In 1980 AFSC and the Baptists co-led a Peace Tour to the Soviet Union. Russell Johnson was the AFSC leader. I went with Eric Wolfe, then the AFSC-NH director and a friend. We toured five cities – Moscow, Leningrad, Stalingrad, Kiev and Odessa – and met with the Peace Committees, (hardly) nongovernmental organizations, in each city. This was my first trip to the Soviet Union, and it happened in the same year that the US boycotted the Olympic Games in Moscow.
The immensity of the Soviet Union’s losses in World War II was impressed on us. It moved me deeply to visit the memorials and hear the stories of sacrifice. This was the strongest peace testimony possible.
I was fascinated to see some farming villages and took photos of farmers with horse carts. In a beautiful Kiev market, I photographed an older woman holding sunflowers for sale. An angry man then accosted me and demanded my film (which I did not surrender). He thought I took her portrait in order to show how backward the Soviet Union was. The horse carts and the woman with sunflowers were beautiful to me, but not to him. The Soviets were very sensitive about being compared unfavorably to the US or Western Europe.
When we spoke to one Peace Committee about the many wars our government has waged, and suggested there was a parallel to the recent Soviet invasion of Afghanistan, it was an older man from New York who leaped to his feet and upbraided us. “How dare you question our Soviet hosts in this way?” And so on. This was my introduction to a slice of American political life I’d never met before! I wouldn’t have been surprised to hear objections from our hosts, given my experience at the Tripartite work camp in 1969. However, it was shocking to hear our fellow traveler justifying everything that the USSR had done or ever could do.
In our free time, we made contact with Soviets eager to talk with us and show us around. I attended a soccer game in Kiev with Sasha and Ira and visited them in their apartment. We went to a disco together and talked late into the morning. When I found them again 25 years later, our bond was still strong.
That older man who took us to task got very sick on a plane trip to Moscow. Our group was met at the airport by our Intourist guide. She had to get the group to our hotel and to send him and his wife to a hospital by ambulance. As I was the only Russian speaker in our group, I went along in the ambulance; checked him into the Botkin Institute, a spotless and Spartan hospital with a very stern nurse presiding; then wandered out into the dark – it was past midnight - in a city I’d never visited before. I stuck out my thumb, a van pulled over, we negotiated a price and they drove me to my hotel! This was my Great Adventure. What an irony and what an opportunity to be of service to the man who’d lit into us for criticizing the Soviet Union. He got better and rejoined the group to tell us that he’d received the best medical care in the world. Of course!

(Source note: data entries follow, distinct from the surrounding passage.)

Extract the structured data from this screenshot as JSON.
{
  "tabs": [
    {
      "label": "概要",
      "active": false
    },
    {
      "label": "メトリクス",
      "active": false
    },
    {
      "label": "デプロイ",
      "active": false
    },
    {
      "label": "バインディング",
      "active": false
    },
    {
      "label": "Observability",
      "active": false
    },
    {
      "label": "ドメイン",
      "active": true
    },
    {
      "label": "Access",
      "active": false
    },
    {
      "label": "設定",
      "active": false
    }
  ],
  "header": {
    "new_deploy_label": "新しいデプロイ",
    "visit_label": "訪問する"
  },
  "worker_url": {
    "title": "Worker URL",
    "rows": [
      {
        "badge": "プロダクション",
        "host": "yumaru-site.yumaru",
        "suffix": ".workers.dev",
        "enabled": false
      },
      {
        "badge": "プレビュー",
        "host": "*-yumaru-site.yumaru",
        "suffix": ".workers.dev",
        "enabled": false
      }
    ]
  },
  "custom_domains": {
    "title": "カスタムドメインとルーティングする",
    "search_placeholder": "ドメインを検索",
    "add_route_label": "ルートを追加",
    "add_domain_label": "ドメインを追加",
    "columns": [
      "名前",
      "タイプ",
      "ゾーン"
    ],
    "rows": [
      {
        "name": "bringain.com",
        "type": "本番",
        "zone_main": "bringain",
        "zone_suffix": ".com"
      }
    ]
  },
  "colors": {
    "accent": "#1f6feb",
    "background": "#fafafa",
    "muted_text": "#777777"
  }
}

When I returned home, I spoke to many groups about the importance of knowing the Soviets as people, and the folly of building more nuclear arms. I still hold to those convictions.